A few of the hundred-plus alleged scammers involved in a massive fake-credit-card ring are led into Queens court
Cops corral 110 in ‘fraud’ spend spree
A cast of unsavory characters from Queens was busted for allegedly manufacturing thousands of bogus credit cards and using them on massive shopping sprees and luxury vacations, The Post has learned.
The two-year investigation ended this week, as authorities smashed several fraud rings and arrested 110 people around the borough, according to court records and sources.
“They went everywhere -- Apple stores, Macy’s, Nordstrom’s, anywhere you can possible imagine,” said a law-enforcement source.
One of the rings was led by Amar Singh, who was described in court papers as “overseeing the entire operation” -- including an army of shoppers and fences to convert high-end goods to cash.

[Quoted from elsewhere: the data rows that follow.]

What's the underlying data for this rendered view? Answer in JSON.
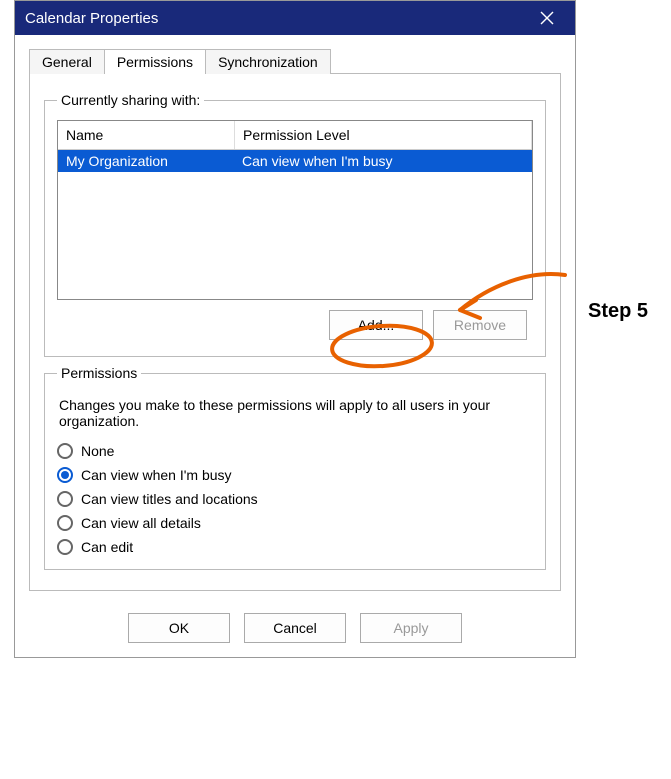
{
  "dialog": {
    "title": "Calendar Properties"
  },
  "tabs": {
    "general": "General",
    "permissions": "Permissions",
    "synchronization": "Synchronization"
  },
  "sharing": {
    "legend": "Currently sharing with:",
    "columns": {
      "name": "Name",
      "permission": "Permission Level"
    },
    "rows": [
      {
        "name": "My Organization",
        "permission": "Can view when I'm busy"
      }
    ],
    "add_label": "Add...",
    "remove_label": "Remove"
  },
  "permissions": {
    "legend": "Permissions",
    "note": "Changes you make to these permissions will apply to all users in your organization.",
    "options": {
      "none": "None",
      "busy": "Can view when I'm busy",
      "titles": "Can view titles and locations",
      "details": "Can view all details",
      "edit": "Can edit"
    },
    "selected": "busy"
  },
  "footer": {
    "ok": "OK",
    "cancel": "Cancel",
    "apply": "Apply"
  },
  "annotation": {
    "step_label": "Step 5",
    "color": "#e86100"
  }
}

Singh allegedly received blank credit cards and account numbers from his contacts and had a whole crew of henchmen to help cash in with the phony plastic.
To complete the ruse, the crew allegedly forged identity cards.
Sources said that Singh employed his girlfriend, Neaj Punjani Singh, 21, as his top lieutenant -- and that she would receive the high-ticket items purchased with the fake cards and funnel the cash through her personal bank account.
“They all go shopping: You go here, you go there, you buy this, you buy that,” the source said.
Both Singhs were held on $1 million bail.
The Queens District Attorney’s Office and the NYPD declined comment, citing a press conference planned for today.
Investigators had been watching the various rings for two years, according to sources.
One defendant, Carlos Plaza, 26, was using forged cards to jet down to Miami and Puerto Rico on a private jet, the sources said.
“They were partying. This was bought on stolen credit cards,” a source said.
Plaza is charged with enterprise corruption, identity theft and grand larceny.
He allegedly manufactured credit cards in his Richmond Hill home and was held on $250,000 bail.
Investigators, who used extensive wiretaps, also came across other crimes during the probe, sources said.
Angel Quinones, a security guard with military experience, was charged with grand larceny for allegedly stealing more than $850,000 worth of computer equipment from a Citigroup location. He was held on $100,000 bail.
The parade of arrests had local bail bondsmen working overtime.
“This is a once-a-year kind of bust. These are the biggest enterprise-corruption cases we’ve seen,” said Jason Fordin, vice president of Empire Bail Bonds, noting that the only roundups of this size had involved gambling.
The credit-card fraud defendants represent “the diversity of Queens,” he said.